Until recent years Russia's hotel industry, in particular the well-known international brands, has been primarily concentrated in the country's two main cities: Moscow and St. Petersburg. However, over the past few years Russia's millioniki have started attracting hotel chains and operators from abroad and recently even less populous cities, with more than 500,000 people, have been drawing attention.

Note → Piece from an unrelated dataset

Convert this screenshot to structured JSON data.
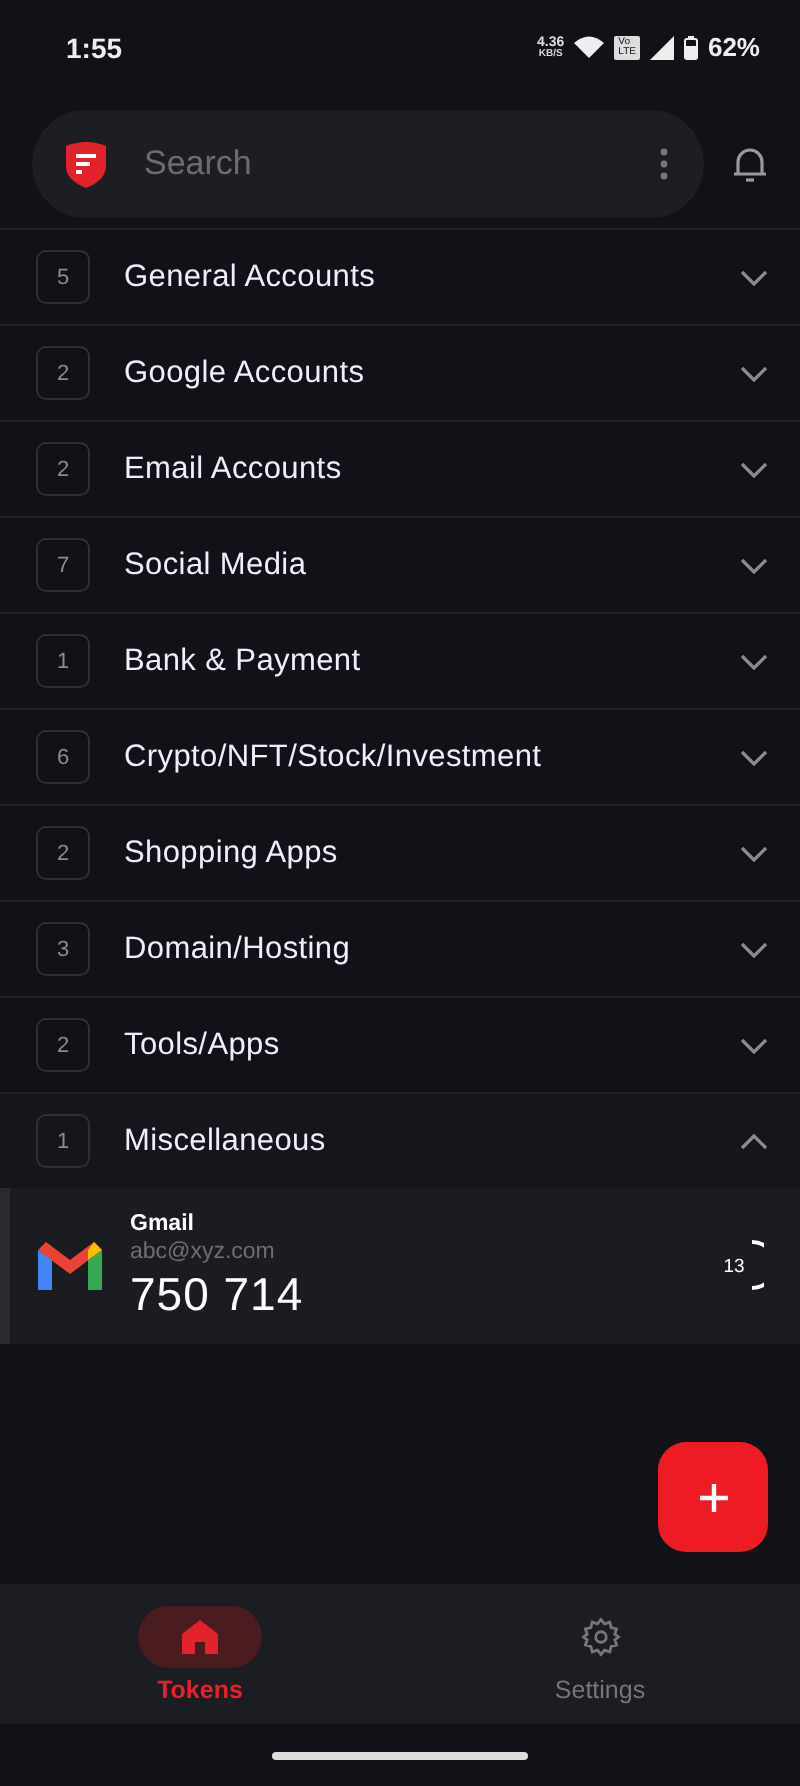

The strong economic growth in Russia over the past decade resulted in a fast-growing demand from occupiers for quality office stock. Over the last five years the total stock of quality office space has increased fourfold to seven million square meters. Yet, despite steeply increasing development activities, the new supply was not sufficient to meet occupiers' demand until the third quarter of 2008. Vacancy rates have remained at low levels since 2003. The vacancy rate for Class A offices gradually decreased from 10 percent at the end of 2001 to 1.1 percent by the end of 2007. Over the same six-year period the vacancy rate for Class B properties dropped from between 8 and14.5 percent down to a 3.8 percent minimum. This has allowed landlords to increase rental rates and become less flexible regarding other terms and conditions of the lease. In other words, we have experienced a true landlord's market over the past several years.

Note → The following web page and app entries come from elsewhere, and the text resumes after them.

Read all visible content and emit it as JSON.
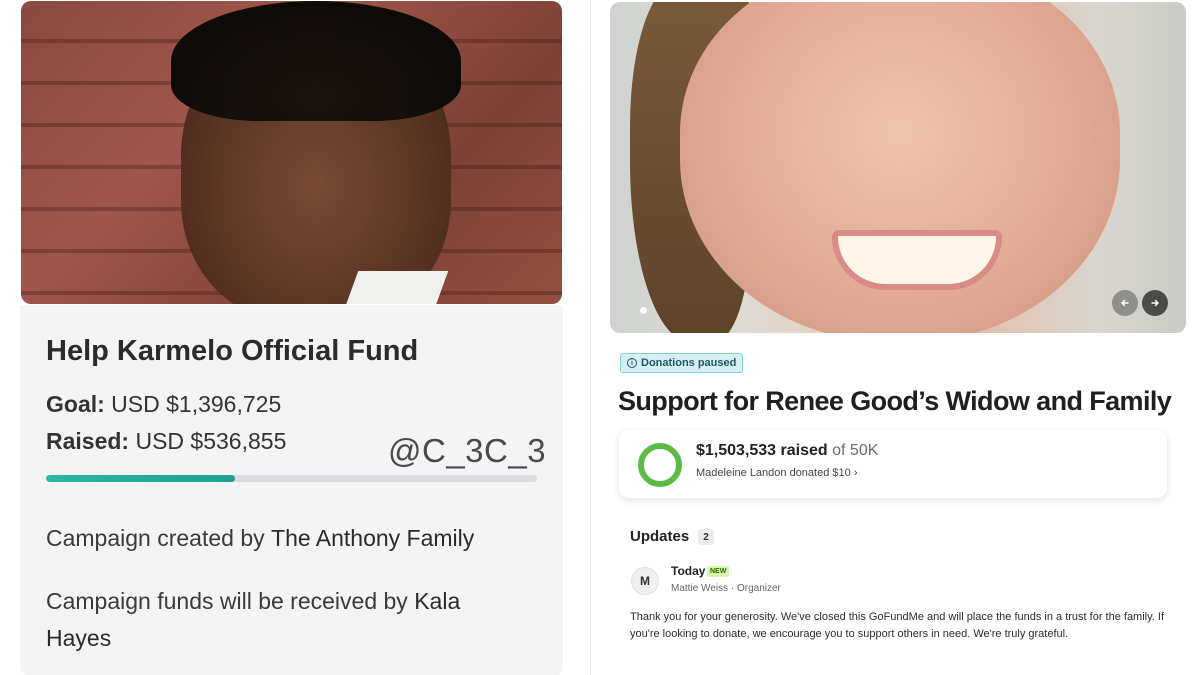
{
  "left_campaign": {
    "title": "Help Karmelo Official Fund",
    "goal_label": "Goal:",
    "goal_value": "USD $1,396,725",
    "raised_label": "Raised:",
    "raised_value": "USD $536,855",
    "watermark": "@C_3C_3",
    "progress_fraction": 0.384,
    "created_prefix": "Campaign created by",
    "created_by": "The Anthony Family",
    "received_prefix": "Campaign funds will be received by",
    "received_by": "Kala Hayes"
  },
  "right_campaign": {
    "status_badge": "Donations paused",
    "title": "Support for Renee Good’s Widow and Family",
    "raised_amount": "$1,503,533 raised",
    "goal_suffix": "of 50K",
    "latest_donation": "Madeleine Landon donated $10",
    "updates_label": "Updates",
    "updates_count": "2",
    "update": {
      "avatar_letter": "M",
      "date": "Today",
      "new_label": "NEW",
      "author": "Mattie Weiss",
      "role": "Organizer",
      "separator": "·",
      "body": "Thank you for your generosity. We've closed this GoFundMe and will place the funds in a trust for the family. If you're looking to donate, we encourage you to support others in need. We're truly grateful."
    },
    "nav": {
      "prev_icon": "arrow-left-icon",
      "next_icon": "arrow-right-icon"
    }
  },
  "colors": {
    "progress_teal": "#2fb7a3",
    "ring_green": "#5dbb45",
    "badge_bg": "#d4f0f2",
    "new_badge_bg": "#d8f5b0"
  }
}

For the relatively young and developing Russian real estate market, which is becoming increasingly turbulent every day, the current global financial crisis is its first real acid test. Despite the challenges that have been faced in the past, this adjustment is far different from any previous economic downturn, primarily because it is global and not local in nature. This changes the tools available to deal with its effects.

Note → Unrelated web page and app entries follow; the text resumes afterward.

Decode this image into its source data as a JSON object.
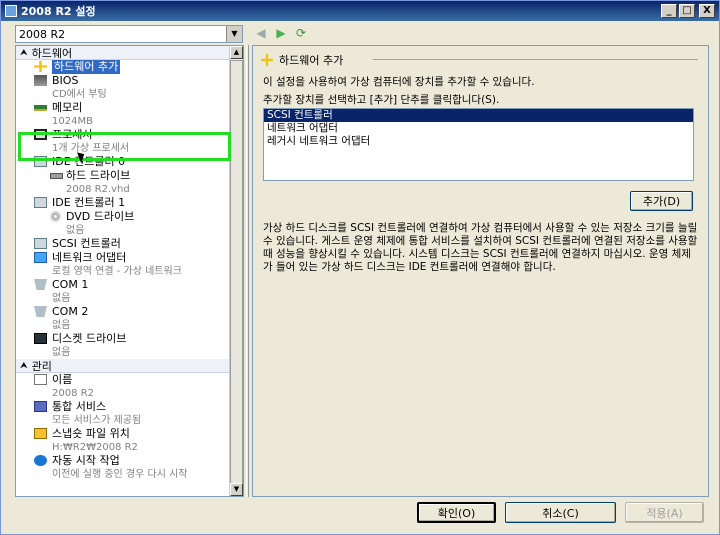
{
  "window": {
    "title": "2008 R2 설정",
    "minimize_glyph": "_",
    "maximize_glyph": "□",
    "close_glyph": "X"
  },
  "vm_selector": {
    "selected": "2008 R2"
  },
  "nav": {
    "back": "◀",
    "forward": "▶",
    "refresh": "⟳"
  },
  "tree": {
    "hardware_header": "하드웨어",
    "hardware_items": [
      {
        "icon": "add-hardware-icon",
        "label": "하드웨어 추가",
        "sub": ""
      },
      {
        "icon": "bios-icon",
        "label": "BIOS",
        "sub": "CD에서 부팅"
      },
      {
        "icon": "memory-icon",
        "label": "메모리",
        "sub": "1024MB"
      },
      {
        "icon": "processor-icon",
        "label": "프로세서",
        "sub": "1개 가상 프로세서"
      },
      {
        "icon": "ide-controller-icon",
        "label": "IDE 컨트롤러 0",
        "sub": ""
      },
      {
        "icon": "hard-drive-icon",
        "label": "하드 드라이브",
        "sub": "2008 R2.vhd"
      },
      {
        "icon": "ide-controller-icon",
        "label": "IDE 컨트롤러 1",
        "sub": ""
      },
      {
        "icon": "dvd-drive-icon",
        "label": "DVD 드라이브",
        "sub": "없음"
      },
      {
        "icon": "scsi-controller-icon",
        "label": "SCSI 컨트롤러",
        "sub": ""
      },
      {
        "icon": "network-adapter-icon",
        "label": "네트워크 어댑터",
        "sub": "로컬 영역 연결 - 가상 네트워크"
      },
      {
        "icon": "com-port-icon",
        "label": "COM 1",
        "sub": "없음"
      },
      {
        "icon": "com-port-icon",
        "label": "COM 2",
        "sub": "없음"
      },
      {
        "icon": "floppy-drive-icon",
        "label": "디스켓 드라이브",
        "sub": "없음"
      }
    ],
    "management_header": "관리",
    "management_items": [
      {
        "icon": "name-icon",
        "label": "이름",
        "sub": "2008 R2"
      },
      {
        "icon": "integration-services-icon",
        "label": "통합 서비스",
        "sub": "모든 서비스가 제공됨"
      },
      {
        "icon": "snapshot-icon",
        "label": "스냅숏 파일 위치",
        "sub": "H:₩R2₩2008 R2"
      },
      {
        "icon": "auto-start-icon",
        "label": "자동 시작 작업",
        "sub": "이전에 실행 중인 경우 다시 시작"
      }
    ]
  },
  "right": {
    "title": "하드웨어 추가",
    "desc1": "이 설정을 사용하여 가상 컴퓨터에 장치를 추가할 수 있습니다.",
    "desc2": "추가할 장치를 선택하고 [추가] 단추를 클릭합니다(S).",
    "devices": [
      "SCSI 컨트롤러",
      "네트워크 어댑터",
      "레거시 네트워크 어댑터"
    ],
    "selected_device_index": 0,
    "add_button": "추가(D)",
    "help": "가상 하드 디스크를 SCSI 컨트롤러에 연결하여 가상 컴퓨터에서 사용할 수 있는 저장소 크기를 늘릴 수 있습니다. 게스트 운영 체제에 통합 서비스를 설치하여 SCSI 컨트롤러에 연결된 저장소를 사용할 때 성능을 향상시킬 수 있습니다. 시스템 디스크는 SCSI 컨트롤러에 연결하지 마십시오. 운영 체제가 들어 있는 가상 하드 디스크는 IDE 컨트롤러에 연결해야 합니다."
  },
  "buttons": {
    "ok": "확인(O)",
    "cancel": "취소(C)",
    "apply": "적용(A)"
  }
}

Until very recently a break away from Moscow, even for just a couple of months, usually meant returning to find an alteration in the cityscape: a development completed, the visible form of a building appearing from a construction site, or something new begun. So for Takuya Aoyama, who has been away for over a decade, the change must be monumental. Following a career of 15 years in real estate and hotel development with brands including Starwood and Holiday Inn, he moved to Hyatt last summer as vice president, development and acquisitions, responsible for Eastern Europe and the CIS. When he returned to Russia at the end of last year Sophie Cooper met him to discuss how the market has changed since his first time round and find out how the company's expansion plans for Moscow and beyond look in the current climate.
In May 2007 I wrote an article for REQ entitled 'Why housing bubbles burst', following which I received many critical comments debunking the article's main premise, predicting the imminent collapse of Moscow real estate prices caused by market forces and an inflated housing bubble. The chief argument was that I didn't understand the specifics of Moscow real estate economics. Although it is still early to say 'I told you so', as prices remain well ahead of projected levels, the time of reckoning is without doubt catching up with disbelievers.
While companies familiar with the swift price correction in the office sector of Moscow's real estate market may expect a similar situation in St. Petersburg, they would do well to consider the different opportunities each market can offer. In contrast to Moscow, which has been the focus of real estate observers, the St. Petersburg market has its own set of specifics, which make it both better poised to recover from the crisis on the one hand and more vulnerable to a drop in demand on the other.
A tour of the Moscow metro is a must according to most guidebooks on the Russian capital. Particularly on the circle line the city's residents encounter groups of foreigners being led on a tour of the most architecturally interesting stations. Or else, they have to avoid the individual tourist trying to surreptitiously photograph a hammer-and-sickle relief, a foreboding statue of a worker or a stained glass window before a policeman catches them. Annoying as they may seem to residents, perhaps these visitors to the city should be cut a little slack. A tourist stepping into the Moscow metro for the first time is more likely to appreciate the design of the stations and the artwork that decorates them than the average Muscovite or long-term expat who has often spent years being pushed and shoved onto trains only to then be sandwiched between the back and the armpit of two strangers before having to fight his or her way out onto a different platform.